“At Bright Machines, solving big, real-world problems is core to our mission,” said Amar Hanspal, CEO of Bright Machines. “We admire Diagnostics for the Real World for the important work they’re doing, and we’re proud to partner with them in their mission to scale their groundbreaking HIV testing technology to areas of the world that need it most.”

Specifically, adding a microfactory to the assembly and inspection phases of SAMBA II cartridge production will allow DRW to:

  • Reduce assembly labor costs by two-thirds, enabling DRW to redeploy people across manufacturing operations to increase overall production output and capacity
  • Speed up test cartridge assembly time from two minutes to just 20 seconds per unit
  • Increase annual production capacity by 10x to more than 1 million units a year

“Bright Machines will allow us to produce more of our test cartridges at a faster rate, while also saving on labor costs,” said Jesse Lehga, Vice President of Operations & Business Development for DRW. “This cost savings and increased output will directly impact the price of our diagnostics technology, making our tests even more affordable and accessible around the world.”

About Bright Machines

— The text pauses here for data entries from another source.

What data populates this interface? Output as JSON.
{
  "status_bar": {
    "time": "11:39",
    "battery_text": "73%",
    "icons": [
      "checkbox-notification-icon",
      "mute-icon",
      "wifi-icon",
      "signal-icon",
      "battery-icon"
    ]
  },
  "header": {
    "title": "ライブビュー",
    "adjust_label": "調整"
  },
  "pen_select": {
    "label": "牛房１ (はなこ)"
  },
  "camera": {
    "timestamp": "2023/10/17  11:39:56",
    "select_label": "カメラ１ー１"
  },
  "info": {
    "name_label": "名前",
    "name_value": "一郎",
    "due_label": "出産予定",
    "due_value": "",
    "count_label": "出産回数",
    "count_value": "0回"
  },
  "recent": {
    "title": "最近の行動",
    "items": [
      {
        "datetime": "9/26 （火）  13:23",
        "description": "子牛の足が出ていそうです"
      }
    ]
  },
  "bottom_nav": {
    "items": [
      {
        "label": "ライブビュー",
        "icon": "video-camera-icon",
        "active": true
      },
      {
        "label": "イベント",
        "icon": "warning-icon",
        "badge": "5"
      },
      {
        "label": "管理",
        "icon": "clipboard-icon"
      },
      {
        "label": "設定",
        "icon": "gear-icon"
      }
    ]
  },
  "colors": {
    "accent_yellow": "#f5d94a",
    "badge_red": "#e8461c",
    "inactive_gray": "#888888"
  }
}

Bright Machines helps companies manufacture more products, at a higher-quality and lower cost. The company’s software and robotic cells intelligently automates product assembly and inspection, helping solve the capacity needs and labor challenges of modern factories. With more than 500 employees worldwide and customers across North America, Europe and Asia, Bright Machines is headquartered in San Francisco with offices in Seattle and Tel-Aviv. Visit www.brightmachines.com.

About Diagnostics for the Real World Ltd.

DRW was founded in 2002 as a spinoff company from the University of Cambridge. The company is committed to tackling some of the world's most serious infectious diseases by making breakthrough point-of-care diagnostics broadly available, especially in resource-limited settings. For more information visit www.drw-ltd.com.

Share

Print


Suggested Items

Lab Tests Armored Vehicles with Auto Industry 'Dummies'

07/25/2016 | U.S. Army
In an unassuming warehouse on Aberdeen Proving Ground, Maryland sit nearly 50 men in uniform, waiting for their mission during an upcoming test event. They're sporting Army Combat Uniforms, standard-issue boots, a crane hook protruding from their heads, and a plethora of color-coded wires spilling out the back of their necks.

FLA Program Takes Flight

02/15/2016 | DARPA
They may not have zoomed flawlessly around obstacles like the Millennium Falcon did as it careened through the hull of a crashed Star Destroyer in Star Wars VII. But the sensor-loaded quadcopters that recently got tested in a cluttered hangar in Massachusetts did manage to edge their way around obstacles and achieve their target speeds of 20 meters per second.

Mr. Laminate Tells All: Who Would Like a Mil-Spec Audit?

01/05/2016 | Doug Sober, Essex Technologies Group
I remember when IPC-4101 was completed and released in December 1997 and the question came up “should IPC create a policeman program to enforce it?” To a person that helped create IPC-4101, absolutely no one wanted such an audit program ever again. Including me and the IPC staff liaisons. Maybe we should have rethought that position.



Copyright © 2020 I-Connect007. All rights reserved.